For Greece it’s the 43rd participation in this year’s Eurovision Song Contest. Last year the singer Amanda Tenfjord could even reach the 8th place in the Grand Final in Turin.
Following its debut in 1974, Greece was not frequently considered as a top contender in the Eurovision Song Contest. However, with the introduction of televoting in the early 2000s, Greece has consistently achieved high rankings on the scoreboard, earning numerous top 10 positions, including a major victory by Helena Paparizou with her song “My Number One” in 2005.
The newfound success of Greek entries in the Eurovision Song Contest can also be attributed to the significant number of Greeks residing throughout Europe who actively vote to support their home country. This trend can also be observed in other countries.
Since the implementation of Semi Finals, Greece has managed to successfully qualify for the Grand Finals in the majority of their Eurovision Song Contest appearances, with the exception of Stockholm 2016 and Lisbon 2018. Notably, between 2004 and 2011, Greece achieved an impressive eight Top 10 rankings. Over the course of their 41 years of participation, Greece has secured a Top 10 position a total of 20 times, equating to a 48% probability of achieving a favourable ranking. Additionally, with a qualification success rate of 95%, Greece is considered a very safe bet to advance to the Grand Finals.
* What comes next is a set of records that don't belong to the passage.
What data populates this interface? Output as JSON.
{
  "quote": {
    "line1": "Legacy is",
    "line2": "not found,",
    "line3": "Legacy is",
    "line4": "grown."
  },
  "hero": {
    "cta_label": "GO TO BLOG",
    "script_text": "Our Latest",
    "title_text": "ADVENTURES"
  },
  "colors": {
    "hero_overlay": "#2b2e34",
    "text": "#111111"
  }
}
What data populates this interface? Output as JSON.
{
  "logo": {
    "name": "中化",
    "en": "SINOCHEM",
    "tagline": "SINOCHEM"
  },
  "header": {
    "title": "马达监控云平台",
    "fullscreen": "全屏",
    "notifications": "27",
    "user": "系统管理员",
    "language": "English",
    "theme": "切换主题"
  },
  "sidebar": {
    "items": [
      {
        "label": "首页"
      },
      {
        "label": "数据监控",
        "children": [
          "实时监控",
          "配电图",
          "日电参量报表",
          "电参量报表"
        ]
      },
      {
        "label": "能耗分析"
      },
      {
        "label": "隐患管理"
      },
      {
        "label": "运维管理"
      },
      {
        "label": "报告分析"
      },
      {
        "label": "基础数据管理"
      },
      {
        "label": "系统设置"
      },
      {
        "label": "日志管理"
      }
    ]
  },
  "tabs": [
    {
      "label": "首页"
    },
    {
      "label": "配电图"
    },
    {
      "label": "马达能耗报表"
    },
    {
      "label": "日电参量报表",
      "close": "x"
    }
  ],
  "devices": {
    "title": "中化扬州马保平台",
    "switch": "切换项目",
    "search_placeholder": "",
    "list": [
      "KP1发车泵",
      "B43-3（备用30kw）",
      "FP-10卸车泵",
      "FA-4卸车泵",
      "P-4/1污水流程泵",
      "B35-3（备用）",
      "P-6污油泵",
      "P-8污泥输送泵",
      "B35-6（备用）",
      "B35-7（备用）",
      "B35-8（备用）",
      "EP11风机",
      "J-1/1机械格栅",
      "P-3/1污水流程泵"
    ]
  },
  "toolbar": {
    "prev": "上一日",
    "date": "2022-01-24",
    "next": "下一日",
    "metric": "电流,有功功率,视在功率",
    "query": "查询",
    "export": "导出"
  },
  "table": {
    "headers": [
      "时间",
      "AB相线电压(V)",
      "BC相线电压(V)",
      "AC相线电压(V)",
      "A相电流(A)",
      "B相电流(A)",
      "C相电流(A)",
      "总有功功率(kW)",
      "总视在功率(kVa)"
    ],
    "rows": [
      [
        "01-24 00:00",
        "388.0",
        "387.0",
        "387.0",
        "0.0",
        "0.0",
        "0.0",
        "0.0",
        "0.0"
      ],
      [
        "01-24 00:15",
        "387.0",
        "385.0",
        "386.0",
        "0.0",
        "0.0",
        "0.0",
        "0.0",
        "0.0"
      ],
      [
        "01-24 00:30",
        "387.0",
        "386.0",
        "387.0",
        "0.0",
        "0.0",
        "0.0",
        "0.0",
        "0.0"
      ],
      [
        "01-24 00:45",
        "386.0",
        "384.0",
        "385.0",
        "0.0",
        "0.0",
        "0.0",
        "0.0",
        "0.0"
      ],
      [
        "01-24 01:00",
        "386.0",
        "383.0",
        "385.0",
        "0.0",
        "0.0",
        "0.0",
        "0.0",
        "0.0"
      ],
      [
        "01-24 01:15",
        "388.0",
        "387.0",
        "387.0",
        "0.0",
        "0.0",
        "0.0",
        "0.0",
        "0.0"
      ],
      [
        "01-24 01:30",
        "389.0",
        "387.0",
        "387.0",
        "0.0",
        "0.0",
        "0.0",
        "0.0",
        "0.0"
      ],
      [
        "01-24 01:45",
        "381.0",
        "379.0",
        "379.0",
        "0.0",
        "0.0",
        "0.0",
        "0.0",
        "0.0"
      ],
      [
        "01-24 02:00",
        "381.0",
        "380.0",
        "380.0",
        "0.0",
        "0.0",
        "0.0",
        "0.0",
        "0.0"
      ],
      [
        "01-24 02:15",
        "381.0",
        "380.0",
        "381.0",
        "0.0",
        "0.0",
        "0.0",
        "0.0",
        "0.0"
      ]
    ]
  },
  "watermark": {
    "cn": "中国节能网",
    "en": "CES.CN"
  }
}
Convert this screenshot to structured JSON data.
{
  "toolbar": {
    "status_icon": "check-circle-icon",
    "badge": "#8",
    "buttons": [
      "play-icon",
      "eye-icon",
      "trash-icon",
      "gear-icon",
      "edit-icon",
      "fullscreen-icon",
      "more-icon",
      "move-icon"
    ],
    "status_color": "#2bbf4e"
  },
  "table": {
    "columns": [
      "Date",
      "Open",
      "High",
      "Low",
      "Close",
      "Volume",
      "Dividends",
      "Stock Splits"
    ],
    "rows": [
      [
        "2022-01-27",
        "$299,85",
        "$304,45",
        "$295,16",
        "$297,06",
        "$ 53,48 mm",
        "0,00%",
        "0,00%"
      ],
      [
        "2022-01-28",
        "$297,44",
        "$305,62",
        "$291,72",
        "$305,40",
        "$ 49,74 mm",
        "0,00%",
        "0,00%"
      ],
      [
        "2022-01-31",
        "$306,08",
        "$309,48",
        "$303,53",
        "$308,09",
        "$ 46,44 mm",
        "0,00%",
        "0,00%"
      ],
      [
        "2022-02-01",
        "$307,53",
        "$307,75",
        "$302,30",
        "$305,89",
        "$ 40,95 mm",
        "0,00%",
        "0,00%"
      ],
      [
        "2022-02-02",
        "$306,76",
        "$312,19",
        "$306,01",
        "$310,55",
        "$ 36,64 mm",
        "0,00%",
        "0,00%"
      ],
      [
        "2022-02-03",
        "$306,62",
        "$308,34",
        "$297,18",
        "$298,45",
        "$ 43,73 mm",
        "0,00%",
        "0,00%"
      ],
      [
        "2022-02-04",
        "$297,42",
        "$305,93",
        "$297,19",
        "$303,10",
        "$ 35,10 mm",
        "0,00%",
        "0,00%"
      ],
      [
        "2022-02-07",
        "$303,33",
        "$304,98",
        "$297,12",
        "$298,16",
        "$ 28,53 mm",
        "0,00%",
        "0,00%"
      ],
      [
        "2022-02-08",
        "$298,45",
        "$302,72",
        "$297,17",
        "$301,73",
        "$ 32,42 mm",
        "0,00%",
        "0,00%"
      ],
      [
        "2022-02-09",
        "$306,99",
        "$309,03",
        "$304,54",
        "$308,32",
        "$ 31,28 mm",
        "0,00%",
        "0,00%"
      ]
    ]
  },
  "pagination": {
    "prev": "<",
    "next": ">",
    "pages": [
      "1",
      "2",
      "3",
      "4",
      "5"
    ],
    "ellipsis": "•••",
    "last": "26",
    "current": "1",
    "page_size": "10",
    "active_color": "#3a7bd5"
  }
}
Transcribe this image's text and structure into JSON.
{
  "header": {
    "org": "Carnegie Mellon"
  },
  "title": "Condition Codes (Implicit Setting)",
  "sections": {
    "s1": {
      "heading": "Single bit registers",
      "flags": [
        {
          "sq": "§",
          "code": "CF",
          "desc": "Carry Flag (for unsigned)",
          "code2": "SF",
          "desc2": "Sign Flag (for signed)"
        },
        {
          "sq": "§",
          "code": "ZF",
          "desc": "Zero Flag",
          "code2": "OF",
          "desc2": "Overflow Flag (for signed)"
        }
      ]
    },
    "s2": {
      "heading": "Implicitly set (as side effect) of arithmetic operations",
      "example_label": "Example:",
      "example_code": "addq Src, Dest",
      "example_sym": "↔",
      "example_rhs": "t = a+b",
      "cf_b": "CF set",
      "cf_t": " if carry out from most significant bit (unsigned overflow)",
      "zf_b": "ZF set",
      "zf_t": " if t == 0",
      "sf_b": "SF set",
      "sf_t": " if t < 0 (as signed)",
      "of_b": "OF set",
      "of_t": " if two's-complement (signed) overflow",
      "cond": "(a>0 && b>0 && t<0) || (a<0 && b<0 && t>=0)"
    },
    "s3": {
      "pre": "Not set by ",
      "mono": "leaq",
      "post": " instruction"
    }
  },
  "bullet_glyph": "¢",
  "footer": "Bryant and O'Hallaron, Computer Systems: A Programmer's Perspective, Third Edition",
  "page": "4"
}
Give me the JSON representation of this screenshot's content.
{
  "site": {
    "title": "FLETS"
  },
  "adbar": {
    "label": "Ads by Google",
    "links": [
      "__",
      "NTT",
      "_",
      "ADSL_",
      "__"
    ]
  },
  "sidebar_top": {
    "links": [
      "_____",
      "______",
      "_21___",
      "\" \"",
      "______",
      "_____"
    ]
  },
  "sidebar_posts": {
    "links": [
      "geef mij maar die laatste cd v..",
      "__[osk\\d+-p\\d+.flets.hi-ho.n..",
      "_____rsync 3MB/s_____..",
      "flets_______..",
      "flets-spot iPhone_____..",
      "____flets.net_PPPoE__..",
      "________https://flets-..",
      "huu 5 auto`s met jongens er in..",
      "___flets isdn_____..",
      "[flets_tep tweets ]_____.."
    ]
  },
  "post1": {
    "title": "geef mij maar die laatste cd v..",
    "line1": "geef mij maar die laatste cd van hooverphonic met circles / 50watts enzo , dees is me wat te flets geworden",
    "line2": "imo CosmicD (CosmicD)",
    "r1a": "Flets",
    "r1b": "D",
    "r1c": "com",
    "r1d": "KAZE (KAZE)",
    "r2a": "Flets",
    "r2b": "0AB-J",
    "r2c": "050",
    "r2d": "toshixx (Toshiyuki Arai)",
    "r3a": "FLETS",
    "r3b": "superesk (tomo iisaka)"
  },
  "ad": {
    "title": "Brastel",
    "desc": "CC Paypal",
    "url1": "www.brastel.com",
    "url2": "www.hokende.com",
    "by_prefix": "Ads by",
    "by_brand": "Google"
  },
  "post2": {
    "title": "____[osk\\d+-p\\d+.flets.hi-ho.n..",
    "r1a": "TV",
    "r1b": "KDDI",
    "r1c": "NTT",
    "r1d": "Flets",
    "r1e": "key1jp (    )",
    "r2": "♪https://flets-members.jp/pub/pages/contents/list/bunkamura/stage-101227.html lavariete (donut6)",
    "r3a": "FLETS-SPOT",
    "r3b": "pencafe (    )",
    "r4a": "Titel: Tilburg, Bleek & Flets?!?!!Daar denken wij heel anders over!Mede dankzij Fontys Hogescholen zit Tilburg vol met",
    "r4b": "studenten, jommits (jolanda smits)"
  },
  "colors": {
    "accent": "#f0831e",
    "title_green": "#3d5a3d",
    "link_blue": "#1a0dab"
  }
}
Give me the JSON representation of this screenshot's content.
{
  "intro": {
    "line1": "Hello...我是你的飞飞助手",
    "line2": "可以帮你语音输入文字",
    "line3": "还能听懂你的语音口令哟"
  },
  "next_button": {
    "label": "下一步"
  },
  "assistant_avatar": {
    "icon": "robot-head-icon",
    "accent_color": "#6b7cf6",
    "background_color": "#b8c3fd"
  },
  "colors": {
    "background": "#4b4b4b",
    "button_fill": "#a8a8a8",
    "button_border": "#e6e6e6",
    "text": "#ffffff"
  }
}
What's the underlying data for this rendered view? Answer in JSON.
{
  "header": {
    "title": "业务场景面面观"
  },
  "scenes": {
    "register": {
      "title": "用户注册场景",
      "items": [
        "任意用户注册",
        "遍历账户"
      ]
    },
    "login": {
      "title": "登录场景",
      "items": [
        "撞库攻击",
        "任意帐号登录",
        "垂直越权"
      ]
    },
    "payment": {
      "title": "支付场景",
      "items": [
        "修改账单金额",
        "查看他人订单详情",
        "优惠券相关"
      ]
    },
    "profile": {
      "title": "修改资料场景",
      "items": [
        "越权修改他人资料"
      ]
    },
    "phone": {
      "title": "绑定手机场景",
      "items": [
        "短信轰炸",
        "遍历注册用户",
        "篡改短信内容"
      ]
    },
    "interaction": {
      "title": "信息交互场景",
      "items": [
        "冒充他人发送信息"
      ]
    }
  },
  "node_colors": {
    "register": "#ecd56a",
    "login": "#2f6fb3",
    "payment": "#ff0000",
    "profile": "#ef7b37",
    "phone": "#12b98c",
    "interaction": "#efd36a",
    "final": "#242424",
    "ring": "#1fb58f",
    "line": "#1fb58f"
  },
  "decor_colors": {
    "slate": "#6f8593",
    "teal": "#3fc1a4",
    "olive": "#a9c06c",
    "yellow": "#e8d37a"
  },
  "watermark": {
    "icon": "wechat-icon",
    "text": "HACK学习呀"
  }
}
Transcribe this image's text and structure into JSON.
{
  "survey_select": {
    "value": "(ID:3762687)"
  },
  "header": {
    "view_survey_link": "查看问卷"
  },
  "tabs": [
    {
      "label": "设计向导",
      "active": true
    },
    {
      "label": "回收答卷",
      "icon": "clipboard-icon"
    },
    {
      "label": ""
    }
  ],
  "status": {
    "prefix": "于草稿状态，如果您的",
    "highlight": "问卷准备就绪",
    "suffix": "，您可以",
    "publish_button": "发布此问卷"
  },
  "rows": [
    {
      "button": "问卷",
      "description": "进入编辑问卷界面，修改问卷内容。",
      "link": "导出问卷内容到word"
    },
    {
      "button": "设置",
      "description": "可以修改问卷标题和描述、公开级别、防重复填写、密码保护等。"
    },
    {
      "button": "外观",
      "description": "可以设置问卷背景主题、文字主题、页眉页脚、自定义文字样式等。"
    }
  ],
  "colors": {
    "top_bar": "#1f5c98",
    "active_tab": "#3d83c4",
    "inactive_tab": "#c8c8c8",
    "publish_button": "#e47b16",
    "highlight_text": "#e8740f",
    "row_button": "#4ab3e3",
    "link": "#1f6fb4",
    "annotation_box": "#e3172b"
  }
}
The Greek people have long harboured a deep desire to win the Eurovision Song Contest, which was finally realized in 2005 when the Greek-Swedish sensation Helena Paparizou performed “My Number One” in Kiev. This exceptional contribution was met with an overwhelming response in Greece and beyond, propelling Helena to superstardom in both Greece and Sweden, where she was born. This victory was truly well-deserved, considering the disappointing rankings that Greece had received in prior years that were unjustified.
The 2006 Eurovision Song Contest in Athens marked the first and thus far only occasion in which Greece had the opportunity to host the event. The atmosphere was warm and welcoming, and the Greek television network ERT put on an impressive production. The host country’s entry, “Everything” by superstar Anna Vissi, managed to secure a respectable 9th place in the Grand Final.
In previous years, the juries evaluating Greek entries in the Eurovision Song Contest have tended to be quite stringent. However, there has been one notable exception to this trend, as the Cyprus jury has consistently remained loyal to Greece by awarding them the coveted 12 points. This practice has become somewhat of a tradition between the two countries and has ensured that Greece has never ended up with zero points. Over time, Greek entries have evolved to incorporate a fusion of traditional folkloristic roots with modern melodies, resulting in many of these songs becoming summer hits throughout the Mediterranean.
3rd place, Antique with “Die For You” (Copenhagen 2001)
3rd place, Sakis Rouvas with “Shake It” (Istanbul 2004)
3rd place, Kalomira with “Secret Combination” (Belgrade 2008)
- Debut: 1974
- Participations: 42
- Victories: 1
- Finals: 40 (16 since 2004)
- Chance to reach the final: 95% (89% since 2004)
- Top 10: 20 (11 since 2004)
- Chances to reach the Top 10: 48% (61% since 2004)
- Last place: 0
Anna Vishy and the Epikouri with “Autostop”, Rank 13 (The Hague 1980)
Kaiti Garbi with “Ellada, Hora Tou Fotos”, Rank 9 (Millstreet 1993)
Elina Constantopoulou with “Pia Prossefchi”, Rank 12 (Dublin 1995)